After allowing entrepreneurs like Jack Ma to grow their businesses into internet giants, Beijing is now reining them in.
China’s market regulator has released new anti-monopoly guidelines aimed at internet platforms, tightening existing restrictions faced by the country’s technology giants.
The new rules, published on Sunday, formalise an earlier anti-monopoly draft law released in November and clarify a series of monopolistic practices that regulators plan to crack down on.
The guidelines are expected to put new pressure on the country’s leading e-commerce sites such as Alibaba Group’s Taobao and Tmall marketplaces and JD.com. They will also cover payment services such as Ant Group’s Alipay and Tencent Holding’s WeChat Pay.
The rules, issued by the State Administration for Market Regulation (SAMR) on its website, bar companies from a range of behaviour, including forcing merchants to choose between the country’s top internet players, a longstanding practice in the market.
SAMR said the latest guidelines would “stop monopolistic behaviours in the platform economy and protect fair competition in the market.”
The notice also said it will stop companies from price-fixing, restricting technologies and using data and algorithms to manipulate the market.
In a Q&A explanation accompanying the notice, SAMR said reports of internet-related anti-monopoly behaviour had been increasing and that it was facing challenges regulating the industry.
“The behaviour is more concealed, the use of data, algorithms, platform rules and so on make it more difficult to discover and determine what are monopoly agreements,” it said.

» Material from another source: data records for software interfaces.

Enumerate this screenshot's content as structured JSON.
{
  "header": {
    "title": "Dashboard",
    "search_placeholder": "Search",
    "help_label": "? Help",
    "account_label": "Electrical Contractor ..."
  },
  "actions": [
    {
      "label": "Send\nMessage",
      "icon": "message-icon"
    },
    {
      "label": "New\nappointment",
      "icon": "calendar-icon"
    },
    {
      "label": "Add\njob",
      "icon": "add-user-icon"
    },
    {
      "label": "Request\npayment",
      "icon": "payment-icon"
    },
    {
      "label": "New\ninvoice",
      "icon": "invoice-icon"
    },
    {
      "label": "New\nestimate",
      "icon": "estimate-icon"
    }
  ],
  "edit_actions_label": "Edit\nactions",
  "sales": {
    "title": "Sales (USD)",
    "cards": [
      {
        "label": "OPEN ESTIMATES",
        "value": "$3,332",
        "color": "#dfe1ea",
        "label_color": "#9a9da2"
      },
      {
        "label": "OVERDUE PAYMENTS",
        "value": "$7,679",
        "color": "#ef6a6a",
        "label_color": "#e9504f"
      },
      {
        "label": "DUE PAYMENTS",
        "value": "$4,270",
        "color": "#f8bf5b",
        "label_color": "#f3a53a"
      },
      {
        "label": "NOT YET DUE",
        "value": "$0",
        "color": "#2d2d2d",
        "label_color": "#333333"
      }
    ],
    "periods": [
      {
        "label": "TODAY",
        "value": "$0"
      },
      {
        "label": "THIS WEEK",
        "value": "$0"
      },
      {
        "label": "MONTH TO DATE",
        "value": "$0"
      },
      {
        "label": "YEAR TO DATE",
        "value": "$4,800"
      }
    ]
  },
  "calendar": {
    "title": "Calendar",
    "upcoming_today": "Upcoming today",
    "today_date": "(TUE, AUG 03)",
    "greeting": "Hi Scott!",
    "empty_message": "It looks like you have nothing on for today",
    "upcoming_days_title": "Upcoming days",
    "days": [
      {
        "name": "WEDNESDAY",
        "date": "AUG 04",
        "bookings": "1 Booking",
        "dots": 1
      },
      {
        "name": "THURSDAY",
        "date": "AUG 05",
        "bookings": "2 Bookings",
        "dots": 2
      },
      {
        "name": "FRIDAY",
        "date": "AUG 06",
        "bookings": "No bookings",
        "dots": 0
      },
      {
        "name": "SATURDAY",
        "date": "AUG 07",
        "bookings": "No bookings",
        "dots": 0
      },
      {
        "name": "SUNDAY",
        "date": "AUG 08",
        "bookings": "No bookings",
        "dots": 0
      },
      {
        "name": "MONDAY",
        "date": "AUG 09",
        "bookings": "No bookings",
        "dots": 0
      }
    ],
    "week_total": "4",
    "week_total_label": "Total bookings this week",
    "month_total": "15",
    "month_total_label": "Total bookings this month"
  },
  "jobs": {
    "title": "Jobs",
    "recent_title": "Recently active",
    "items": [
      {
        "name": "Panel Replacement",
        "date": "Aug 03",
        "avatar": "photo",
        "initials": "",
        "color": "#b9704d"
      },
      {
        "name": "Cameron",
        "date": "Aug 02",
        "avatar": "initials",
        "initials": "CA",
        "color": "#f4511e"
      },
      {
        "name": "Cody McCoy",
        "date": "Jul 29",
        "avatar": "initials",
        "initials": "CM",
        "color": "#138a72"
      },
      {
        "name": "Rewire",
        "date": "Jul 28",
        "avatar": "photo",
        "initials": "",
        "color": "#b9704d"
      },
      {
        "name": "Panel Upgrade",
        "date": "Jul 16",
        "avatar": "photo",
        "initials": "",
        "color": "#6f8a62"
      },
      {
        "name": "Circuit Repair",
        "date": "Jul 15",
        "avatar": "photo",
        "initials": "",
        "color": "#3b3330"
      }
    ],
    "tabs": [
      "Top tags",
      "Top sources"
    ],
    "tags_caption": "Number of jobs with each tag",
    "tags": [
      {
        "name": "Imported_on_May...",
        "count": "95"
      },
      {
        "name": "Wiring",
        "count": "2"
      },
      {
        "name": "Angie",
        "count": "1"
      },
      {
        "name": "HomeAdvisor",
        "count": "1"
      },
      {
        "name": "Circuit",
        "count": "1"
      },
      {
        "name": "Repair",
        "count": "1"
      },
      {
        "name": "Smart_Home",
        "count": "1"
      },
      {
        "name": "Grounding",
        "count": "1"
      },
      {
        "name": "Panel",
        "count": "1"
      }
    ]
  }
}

China has in recent months started to tighten scrutiny of its tech giants, reversing a once laissez-faire approach.
China’s Politburo, the top decision-making body of the Communist Party, pledged in a meeting at the end of last year to strengthen anti-monopoly efforts in 2021. Less than two weeks after the meeting, China kicked off an investigation into Alibaba Group Holding Ltd. in December for allegedly monopolistic practices.

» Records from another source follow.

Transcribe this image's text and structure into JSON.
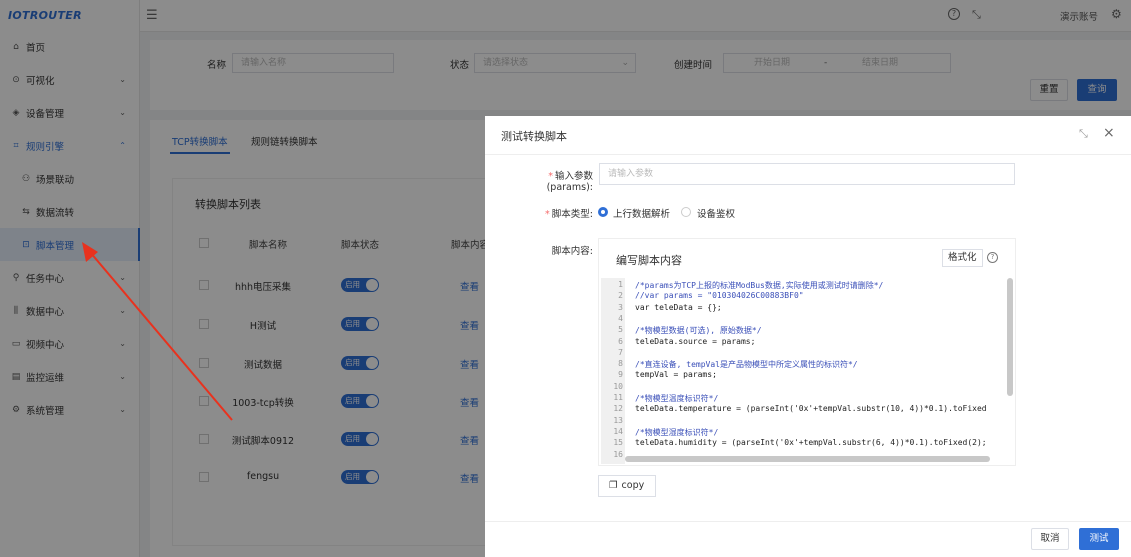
{
  "app": {
    "logo": "IOTROUTER"
  },
  "topbar": {
    "account": "演示账号"
  },
  "sidebar": {
    "items": [
      {
        "label": "首页",
        "icon": "home-icon",
        "glyph": "⌂"
      },
      {
        "label": "可视化",
        "icon": "dashboard-icon",
        "glyph": "⊙",
        "chevron": "⌄"
      },
      {
        "label": "设备管理",
        "icon": "device-icon",
        "glyph": "◈",
        "chevron": "⌄"
      },
      {
        "label": "规则引擎",
        "icon": "rule-icon",
        "glyph": "⌗",
        "chevron": "⌃"
      },
      {
        "label": "场景联动",
        "icon": "scene-icon",
        "glyph": "⚇"
      },
      {
        "label": "数据流转",
        "icon": "flow-icon",
        "glyph": "⇆"
      },
      {
        "label": "脚本管理",
        "icon": "script-icon",
        "glyph": "⊡"
      },
      {
        "label": "任务中心",
        "icon": "task-icon",
        "glyph": "⚲",
        "chevron": "⌄"
      },
      {
        "label": "数据中心",
        "icon": "data-icon",
        "glyph": "⫼",
        "chevron": "⌄"
      },
      {
        "label": "视频中心",
        "icon": "video-icon",
        "glyph": "▭",
        "chevron": "⌄"
      },
      {
        "label": "监控运维",
        "icon": "monitor-icon",
        "glyph": "▤",
        "chevron": "⌄"
      },
      {
        "label": "系统管理",
        "icon": "system-icon",
        "glyph": "⚙",
        "chevron": "⌄"
      }
    ]
  },
  "search": {
    "name_label": "名称",
    "name_placeholder": "请输入名称",
    "status_label": "状态",
    "status_placeholder": "请选择状态",
    "created_label": "创建时间",
    "start_placeholder": "开始日期",
    "range_sep": "-",
    "end_placeholder": "结束日期",
    "reset": "重置",
    "query": "查询"
  },
  "tabs": [
    "TCP转换脚本",
    "规则链转换脚本"
  ],
  "list": {
    "title": "转换脚本列表",
    "columns": [
      "脚本名称",
      "脚本状态",
      "脚本内容"
    ],
    "rows": [
      {
        "name": "hhh电压采集",
        "status": "启用",
        "content": "查看"
      },
      {
        "name": "H测试",
        "status": "启用",
        "content": "查看"
      },
      {
        "name": "测试数据",
        "status": "启用",
        "content": "查看"
      },
      {
        "name": "1003-tcp转换",
        "status": "启用",
        "content": "查看"
      },
      {
        "name": "测试脚本0912",
        "status": "启用",
        "content": "查看"
      },
      {
        "name": "fengsu",
        "status": "启用",
        "content": "查看"
      }
    ]
  },
  "dialog": {
    "title": "测试转换脚本",
    "params_label": "输入参数(params):",
    "params_placeholder": "请输入参数",
    "type_label": "脚本类型:",
    "type_options": [
      "上行数据解析",
      "设备鉴权"
    ],
    "type_selected": "上行数据解析",
    "content_label": "脚本内容:",
    "editor_title": "编写脚本内容",
    "format_button": "格式化",
    "code": [
      {
        "n": "1",
        "text": "/*params为TCP上报的标准ModBus数据,实际使用或测试时请删除*/",
        "comment": true
      },
      {
        "n": "2",
        "text": "//var params = \"010304026C00883BF0\"",
        "comment": true
      },
      {
        "n": "3",
        "text": "var teleData = {};",
        "comment": false
      },
      {
        "n": "4",
        "text": "",
        "comment": false
      },
      {
        "n": "5",
        "text": "/*物模型数据(可选), 原始数据*/",
        "comment": true
      },
      {
        "n": "6",
        "text": "teleData.source = params;",
        "comment": false
      },
      {
        "n": "7",
        "text": "",
        "comment": false
      },
      {
        "n": "8",
        "text": "/*直连设备, tempVal是产品物模型中所定义属性的标识符*/",
        "comment": true
      },
      {
        "n": "9",
        "text": "tempVal = params;",
        "comment": false
      },
      {
        "n": "10",
        "text": "",
        "comment": false
      },
      {
        "n": "11",
        "text": "/*物模型温度标识符*/",
        "comment": true
      },
      {
        "n": "12",
        "text": "teleData.temperature = (parseInt('0x'+tempVal.substr(10, 4))*0.1).toFixed",
        "comment": false
      },
      {
        "n": "13",
        "text": "",
        "comment": false
      },
      {
        "n": "14",
        "text": "/*物模型湿度标识符*/",
        "comment": true
      },
      {
        "n": "15",
        "text": "teleData.humidity = (parseInt('0x'+tempVal.substr(6, 4))*0.1).toFixed(2);",
        "comment": false
      },
      {
        "n": "16",
        "text": "",
        "comment": false
      }
    ],
    "copy_button": "copy",
    "cancel": "取消",
    "test": "测试"
  },
  "colors": {
    "primary": "#2f6fd6",
    "annotation_arrow": "#e8321e"
  }
}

Those moves followed the dramatic suspension of the $37bn initial public offering plan of its payment affiliate, Ant Group.
At the time, regulators warned the company about practices including forcing merchants to sign exclusive cooperation pacts at the expense of other internet platforms.

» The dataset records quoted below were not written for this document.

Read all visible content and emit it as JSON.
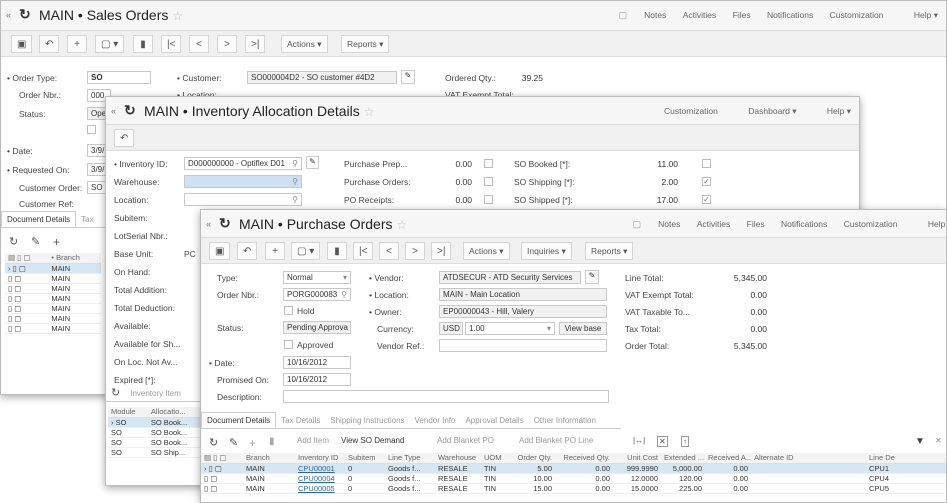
{
  "so": {
    "ref": "MAIN",
    "title": "Sales Orders",
    "header_links": [
      "Notes",
      "Activities",
      "Files",
      "Notifications",
      "Customization",
      "Help"
    ],
    "toolbar": {
      "actions": "Actions",
      "reports": "Reports"
    },
    "order_type_label": "• Order Type:",
    "order_type": "SO",
    "order_nbr_label": "Order Nbr.:",
    "order_nbr": "000",
    "status_label": "Status:",
    "status": "Ope",
    "date_label": "• Date:",
    "date": "3/9/",
    "requested_label": "• Requested On:",
    "requested": "3/9/",
    "customer_order_label": "Customer Order:",
    "customer_order": "SO",
    "customer_ref_label": "Customer Ref:",
    "customer_label": "• Customer:",
    "customer": "SO000004D2 - SO customer #4D2",
    "location_label": "• Location:",
    "ordered_qty_label": "Ordered Qty.:",
    "ordered_qty": "39.25",
    "vat_exempt_label": "VAT Exempt Total:",
    "tabs": [
      "Document Details",
      "Tax"
    ],
    "grid_header": "Branch",
    "grid_rows": [
      "MAIN",
      "MAIN",
      "MAIN",
      "MAIN",
      "MAIN",
      "MAIN",
      "MAIN"
    ]
  },
  "ia": {
    "ref": "MAIN",
    "title": "Inventory Allocation Details",
    "header_links": [
      "Customization",
      "Dashboard",
      "Help"
    ],
    "fields": [
      {
        "label": "• Inventory ID:",
        "value": "D000000000 - Optiflex D01"
      },
      {
        "label": "Warehouse:",
        "value": ""
      },
      {
        "label": "Location:",
        "value": ""
      },
      {
        "label": "Subitem:",
        "value": ""
      },
      {
        "label": "LotSerial Nbr.:",
        "value": ""
      },
      {
        "label": "Base Unit:",
        "value": "PC"
      },
      {
        "label": "On Hand:",
        "value": ""
      },
      {
        "label": "Total Addition:",
        "value": ""
      },
      {
        "label": "Total Deduction:",
        "value": ""
      },
      {
        "label": "Available:",
        "value": ""
      },
      {
        "label": "Available for Sh...",
        "value": ""
      },
      {
        "label": "On Loc. Not Av...",
        "value": ""
      },
      {
        "label": "Expired [*]:",
        "value": ""
      }
    ],
    "mid": [
      {
        "label": "Purchase Prep...",
        "value": "0.00"
      },
      {
        "label": "Purchase Orders:",
        "value": "0.00"
      },
      {
        "label": "PO Receipts:",
        "value": "0.00"
      }
    ],
    "right": [
      {
        "label": "SO Booked [*]:",
        "value": "11.00",
        "checked": false
      },
      {
        "label": "SO Shipping [*]:",
        "value": "2.00",
        "checked": true
      },
      {
        "label": "SO Shipped [*]:",
        "value": "17.00",
        "checked": true
      }
    ],
    "grid_tab": "Inventory Item",
    "grid_cols": [
      "Module",
      "Allocatio..."
    ],
    "grid_rows": [
      [
        "SO",
        "SO Book..."
      ],
      [
        "SO",
        "SO Book..."
      ],
      [
        "SO",
        "SO Book..."
      ],
      [
        "SO",
        "SO Ship..."
      ]
    ]
  },
  "po": {
    "ref": "MAIN",
    "title": "Purchase Orders",
    "header_links": [
      "Notes",
      "Activities",
      "Files",
      "Notifications",
      "Customization",
      "Help"
    ],
    "toolbar": {
      "actions": "Actions",
      "inquiries": "Inquiries",
      "reports": "Reports"
    },
    "type_label": "Type:",
    "type": "Normal",
    "order_nbr_label": "Order Nbr.:",
    "order_nbr": "PORG000083",
    "hold_label": "Hold",
    "status_label": "Status:",
    "status": "Pending Approva",
    "approved_label": "Approved",
    "date_label": "• Date:",
    "date": "10/16/2012",
    "promised_label": "Promised On:",
    "promised": "10/16/2012",
    "description_label": "Description:",
    "vendor_label": "• Vendor:",
    "vendor": "ATDSECUR - ATD Security Services",
    "location_label": "• Location:",
    "location": "MAIN - Main Location",
    "owner_label": "• Owner:",
    "owner": "EP00000043 - Hill, Valery",
    "currency_label": "Currency:",
    "currency": "USD",
    "rate": "1.00",
    "view_base": "View base",
    "vendor_ref_label": "Vendor Ref.:",
    "totals": [
      {
        "label": "Line Total:",
        "value": "5,345.00"
      },
      {
        "label": "VAT Exempt Total:",
        "value": "0.00"
      },
      {
        "label": "VAT Taxable To...",
        "value": "0.00"
      },
      {
        "label": "Tax Total:",
        "value": "0.00"
      },
      {
        "label": "Order Total:",
        "value": "5,345.00"
      }
    ],
    "tabs": [
      "Document Details",
      "Tax Details",
      "Shipping Instructions",
      "Vendor Info",
      "Approval Details",
      "Other Information"
    ],
    "grid_toolbar": {
      "add_item": "Add Item",
      "view_so": "View SO Demand",
      "add_blanket": "Add Blanket PO",
      "add_blanket_line": "Add Blanket PO Line"
    },
    "grid_cols": [
      "Branch",
      "Inventory ID",
      "Subitem",
      "Line Type",
      "Warehouse",
      "UOM",
      "Order Qty.",
      "Received Qty.",
      "Unit Cost",
      "Extended ...",
      "Received A...",
      "Alternate ID",
      "Line De"
    ],
    "grid_rows": [
      [
        "MAIN",
        "CPU00001",
        "0",
        "Goods f...",
        "RESALE",
        "TIN",
        "5.00",
        "0.00",
        "999.9990",
        "5,000.00",
        "0.00",
        "",
        "CPU1"
      ],
      [
        "MAIN",
        "CPU00004",
        "0",
        "Goods f...",
        "RESALE",
        "TIN",
        "10.00",
        "0.00",
        "12.0000",
        "120.00",
        "0.00",
        "",
        "CPU4"
      ],
      [
        "MAIN",
        "CPU00005",
        "0",
        "Goods f...",
        "RESALE",
        "TIN",
        "15.00",
        "0.00",
        "15.0000",
        "225.00",
        "0.00",
        "",
        "CPU5"
      ]
    ]
  }
}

Lawsuits over competition issues have been filed by companies even as regulators are moving to step up scrutiny.
ByteDance Ltd filed a lawsuit last week against Tencent Holdings Ltd over alleged monopolies in its WeChat and QQ platforms, escalating a feud between two giants of Chinese social media. A court in Beijing has agreed to hear the case, a ByteDance representative confirmed to the Bloomberg news agency on Sunday.
In one of the first uses of their newly expanded arsenal of rules, Chinese regulators hit online discount retailer Vipshop Holdings Ltd with a 3 million yuan ($464,000) fine, the biggest to date in the recent clampdown.
In a sign that regulators are increasingly willing to use more tools to rein in monopolistic behaviour in the tech sector, Vipshop was punished for violations of a law prohibiting unfair competition, which allows for fines of up to 5 million yuan.
By comparison, other firms that have been hit with penalties since late last year were fined under China’s 2008 anti-monopoly law, which allows for a much lower maximum fine of 500,000 yuan ($77,323).
SAMR said on Monday that from August through December last year, Vipshop had developed a system to obtain information on brands that gave Vipshop a competitive advantage. It added that Vipshop used its system to influence user choices, transaction opportunities and to block sales of particular brands.
New York-listed Vipshop, which has a market value of about $22bn, said on Monday that it accepted SAMR’s findings and would strengthen compliance.